Caroline Irby, Foreword by Aminatta Forna,
A Child from Everywhere: Photographs and interviews of children from 185 countries living in the UK
Black Dog Publishing (UK), in association with Oxfam, 2010.
Every now and again a book arrives on the scene that simply takes one’s breath away: such a book is A Child from Everywhere, a collection of photographs and interviews of children, from a staggering 185 of the 192 countries in the world, all living in the UK. Ranging in age from a few months to sixteen years old, some have migrated to the UK for the sake of their parents’ work, some are refugees; certainly, none of them is living in the UK through their own decision.
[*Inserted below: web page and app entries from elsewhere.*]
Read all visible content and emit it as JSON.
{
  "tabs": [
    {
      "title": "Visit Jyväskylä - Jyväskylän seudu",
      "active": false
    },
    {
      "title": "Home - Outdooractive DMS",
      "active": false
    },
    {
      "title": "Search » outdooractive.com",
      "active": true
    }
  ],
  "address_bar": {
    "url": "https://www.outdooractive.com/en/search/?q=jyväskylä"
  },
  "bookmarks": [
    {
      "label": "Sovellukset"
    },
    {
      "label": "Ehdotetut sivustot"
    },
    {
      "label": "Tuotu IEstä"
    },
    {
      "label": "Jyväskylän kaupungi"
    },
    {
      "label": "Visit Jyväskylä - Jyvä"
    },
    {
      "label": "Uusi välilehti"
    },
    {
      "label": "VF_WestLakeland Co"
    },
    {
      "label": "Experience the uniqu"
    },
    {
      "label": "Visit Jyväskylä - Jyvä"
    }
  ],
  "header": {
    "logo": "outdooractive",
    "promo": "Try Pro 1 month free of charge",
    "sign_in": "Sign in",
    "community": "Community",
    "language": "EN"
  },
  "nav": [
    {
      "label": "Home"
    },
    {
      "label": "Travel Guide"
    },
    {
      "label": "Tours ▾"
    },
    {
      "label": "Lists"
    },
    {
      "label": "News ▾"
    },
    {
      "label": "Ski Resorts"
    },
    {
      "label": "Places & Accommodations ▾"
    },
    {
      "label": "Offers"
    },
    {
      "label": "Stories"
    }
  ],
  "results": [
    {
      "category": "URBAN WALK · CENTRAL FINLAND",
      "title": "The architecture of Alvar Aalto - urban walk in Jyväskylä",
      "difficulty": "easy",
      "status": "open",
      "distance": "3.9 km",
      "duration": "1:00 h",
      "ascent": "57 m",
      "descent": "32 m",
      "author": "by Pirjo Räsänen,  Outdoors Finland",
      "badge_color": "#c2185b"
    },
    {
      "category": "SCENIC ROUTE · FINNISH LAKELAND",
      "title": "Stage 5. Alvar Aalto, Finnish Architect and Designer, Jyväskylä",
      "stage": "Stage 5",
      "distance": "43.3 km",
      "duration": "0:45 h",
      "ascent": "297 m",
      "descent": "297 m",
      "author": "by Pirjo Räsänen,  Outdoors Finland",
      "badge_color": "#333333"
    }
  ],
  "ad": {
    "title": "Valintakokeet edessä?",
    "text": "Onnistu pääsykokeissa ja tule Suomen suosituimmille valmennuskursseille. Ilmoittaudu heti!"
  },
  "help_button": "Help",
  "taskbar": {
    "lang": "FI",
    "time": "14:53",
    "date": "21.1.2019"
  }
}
Renowned photographer Caroline Irby has created a blend of perspectives (the observed and the observing) that highlights the extraordinary resilience of many of the children, as well as their openness of expression, both physical and verbal.
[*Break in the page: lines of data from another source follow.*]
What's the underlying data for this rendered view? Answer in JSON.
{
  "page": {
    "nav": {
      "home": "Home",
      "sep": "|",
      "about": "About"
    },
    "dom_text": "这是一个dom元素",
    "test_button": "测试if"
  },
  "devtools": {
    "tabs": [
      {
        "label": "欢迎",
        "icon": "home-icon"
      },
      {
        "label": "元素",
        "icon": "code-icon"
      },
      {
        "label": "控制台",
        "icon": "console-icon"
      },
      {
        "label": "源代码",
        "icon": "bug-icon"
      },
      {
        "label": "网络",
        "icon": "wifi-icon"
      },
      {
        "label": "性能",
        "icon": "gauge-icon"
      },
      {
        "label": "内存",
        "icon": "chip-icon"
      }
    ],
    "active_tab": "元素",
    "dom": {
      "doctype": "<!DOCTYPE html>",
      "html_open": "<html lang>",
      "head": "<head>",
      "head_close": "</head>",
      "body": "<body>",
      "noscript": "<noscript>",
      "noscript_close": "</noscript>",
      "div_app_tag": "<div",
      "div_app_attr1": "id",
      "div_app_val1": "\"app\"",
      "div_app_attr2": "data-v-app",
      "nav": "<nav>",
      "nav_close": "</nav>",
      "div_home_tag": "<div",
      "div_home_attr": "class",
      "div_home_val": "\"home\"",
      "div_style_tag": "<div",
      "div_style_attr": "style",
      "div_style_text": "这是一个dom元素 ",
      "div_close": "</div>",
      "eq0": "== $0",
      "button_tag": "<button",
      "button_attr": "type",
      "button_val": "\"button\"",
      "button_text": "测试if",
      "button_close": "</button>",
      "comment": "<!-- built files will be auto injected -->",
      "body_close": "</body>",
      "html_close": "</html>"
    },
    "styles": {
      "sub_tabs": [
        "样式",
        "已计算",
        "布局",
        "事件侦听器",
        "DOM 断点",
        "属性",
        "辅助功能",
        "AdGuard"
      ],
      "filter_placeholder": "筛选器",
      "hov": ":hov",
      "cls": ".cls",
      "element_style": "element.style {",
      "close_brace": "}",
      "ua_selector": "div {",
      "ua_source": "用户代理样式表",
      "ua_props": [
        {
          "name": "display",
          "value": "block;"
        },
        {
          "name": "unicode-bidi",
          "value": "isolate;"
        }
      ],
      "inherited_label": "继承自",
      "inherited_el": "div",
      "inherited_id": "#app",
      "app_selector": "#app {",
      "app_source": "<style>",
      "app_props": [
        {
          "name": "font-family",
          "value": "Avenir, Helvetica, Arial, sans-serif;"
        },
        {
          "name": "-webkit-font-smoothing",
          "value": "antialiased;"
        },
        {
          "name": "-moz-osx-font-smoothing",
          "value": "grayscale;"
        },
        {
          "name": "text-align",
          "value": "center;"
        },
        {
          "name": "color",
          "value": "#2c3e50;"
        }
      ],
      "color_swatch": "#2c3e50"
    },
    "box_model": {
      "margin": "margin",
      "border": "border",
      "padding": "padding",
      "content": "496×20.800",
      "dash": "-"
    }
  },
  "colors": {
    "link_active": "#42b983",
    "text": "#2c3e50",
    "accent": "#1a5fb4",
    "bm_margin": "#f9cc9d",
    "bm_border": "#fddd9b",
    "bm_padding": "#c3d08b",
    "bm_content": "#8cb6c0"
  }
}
The book is divided into five sections: Leaving and Arriving, Settling In, Being Here, Looking Back, and The Future. Each portrait has a quotation from its subject alongside – ranging from a single phrase to several paragraphs, and in the case of the tots, given by a parent. Many of the quotations are poignant and convey a wealth of meaning in just a few words. Each gives a glimpse into that child’s world: where they’ve come from, their opinion of the UK, food, shopping, school, play, their aspirations…
The photographs themselves are simply stunning. Each portrait seems to capture a little bit of the essence of the child – and indeed of childhood itself. Most of the children are aware of the camera, and whether they are gazing straight into the lens (like 11-year-old Fernando from Mexico, who likes Irish dancing) or far into a distance that’s not there (like Guilad, 15, who was forced to leave his home in Somalia), there is a candour that demonstrates the trust Irby must have gained from her subjects - further exemplified by the lovely questions asked by the children and cited as an afterword under “Is there anything you’d like to ask me?”
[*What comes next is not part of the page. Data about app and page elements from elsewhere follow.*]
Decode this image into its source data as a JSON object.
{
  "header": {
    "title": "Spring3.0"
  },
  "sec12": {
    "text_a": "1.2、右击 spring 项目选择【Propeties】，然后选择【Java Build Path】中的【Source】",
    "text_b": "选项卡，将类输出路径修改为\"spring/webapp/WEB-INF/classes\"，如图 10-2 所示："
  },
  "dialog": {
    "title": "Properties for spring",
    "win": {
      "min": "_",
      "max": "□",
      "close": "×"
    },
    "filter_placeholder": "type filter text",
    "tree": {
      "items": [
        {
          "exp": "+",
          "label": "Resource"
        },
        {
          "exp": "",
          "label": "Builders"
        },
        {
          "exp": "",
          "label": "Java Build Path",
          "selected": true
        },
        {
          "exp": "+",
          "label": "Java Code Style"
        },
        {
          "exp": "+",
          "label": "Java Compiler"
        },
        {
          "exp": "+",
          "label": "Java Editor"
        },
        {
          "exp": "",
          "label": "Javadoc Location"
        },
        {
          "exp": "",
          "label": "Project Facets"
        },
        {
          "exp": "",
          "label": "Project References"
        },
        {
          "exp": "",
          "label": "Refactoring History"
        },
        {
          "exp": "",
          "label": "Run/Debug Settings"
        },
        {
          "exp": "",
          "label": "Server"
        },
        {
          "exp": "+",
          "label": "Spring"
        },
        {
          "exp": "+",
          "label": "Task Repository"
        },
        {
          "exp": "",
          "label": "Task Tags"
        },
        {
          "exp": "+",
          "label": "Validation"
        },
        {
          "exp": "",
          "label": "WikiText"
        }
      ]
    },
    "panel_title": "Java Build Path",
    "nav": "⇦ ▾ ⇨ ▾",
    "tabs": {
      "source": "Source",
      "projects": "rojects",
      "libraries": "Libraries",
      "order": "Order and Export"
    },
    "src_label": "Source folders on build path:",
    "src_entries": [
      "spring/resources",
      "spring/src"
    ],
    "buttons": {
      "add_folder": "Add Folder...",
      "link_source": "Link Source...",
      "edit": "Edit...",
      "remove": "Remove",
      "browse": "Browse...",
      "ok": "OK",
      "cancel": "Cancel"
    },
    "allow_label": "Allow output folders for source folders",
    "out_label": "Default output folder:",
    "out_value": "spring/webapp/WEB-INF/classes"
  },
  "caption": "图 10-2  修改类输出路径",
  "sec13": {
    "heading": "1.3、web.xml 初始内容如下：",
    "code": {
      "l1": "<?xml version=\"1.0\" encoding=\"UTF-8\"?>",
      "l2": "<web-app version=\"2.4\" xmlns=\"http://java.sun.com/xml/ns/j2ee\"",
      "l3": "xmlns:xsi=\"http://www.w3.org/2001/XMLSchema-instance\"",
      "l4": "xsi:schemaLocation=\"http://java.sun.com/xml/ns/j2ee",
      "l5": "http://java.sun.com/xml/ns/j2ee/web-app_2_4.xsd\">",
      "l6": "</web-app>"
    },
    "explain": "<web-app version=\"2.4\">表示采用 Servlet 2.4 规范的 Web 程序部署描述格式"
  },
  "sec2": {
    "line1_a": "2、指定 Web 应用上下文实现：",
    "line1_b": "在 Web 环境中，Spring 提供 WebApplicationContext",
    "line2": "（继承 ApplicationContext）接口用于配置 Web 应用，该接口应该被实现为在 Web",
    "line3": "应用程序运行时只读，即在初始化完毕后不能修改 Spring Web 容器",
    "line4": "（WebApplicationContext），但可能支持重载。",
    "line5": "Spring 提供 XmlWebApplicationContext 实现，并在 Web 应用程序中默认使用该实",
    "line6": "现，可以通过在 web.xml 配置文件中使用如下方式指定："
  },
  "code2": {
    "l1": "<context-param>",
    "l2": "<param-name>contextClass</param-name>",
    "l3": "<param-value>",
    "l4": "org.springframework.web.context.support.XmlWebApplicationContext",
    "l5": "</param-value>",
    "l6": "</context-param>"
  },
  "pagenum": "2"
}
At first glance A Child from Everywhere may look like it’s a book for adults about children. It certainly is that (and Aminatta Forna’s insightful foreword will resonate particularly with its adult audience): but it is also a wonderful book that will incite curiosity and empathy in young people of all ages, who will love looking at the photographs and reading what their subjects have to say, uncluttered by extra commentary. Caroline Irby is to be congratulated for creating such a beautiful book that can be enjoyed and pondered at so many levels.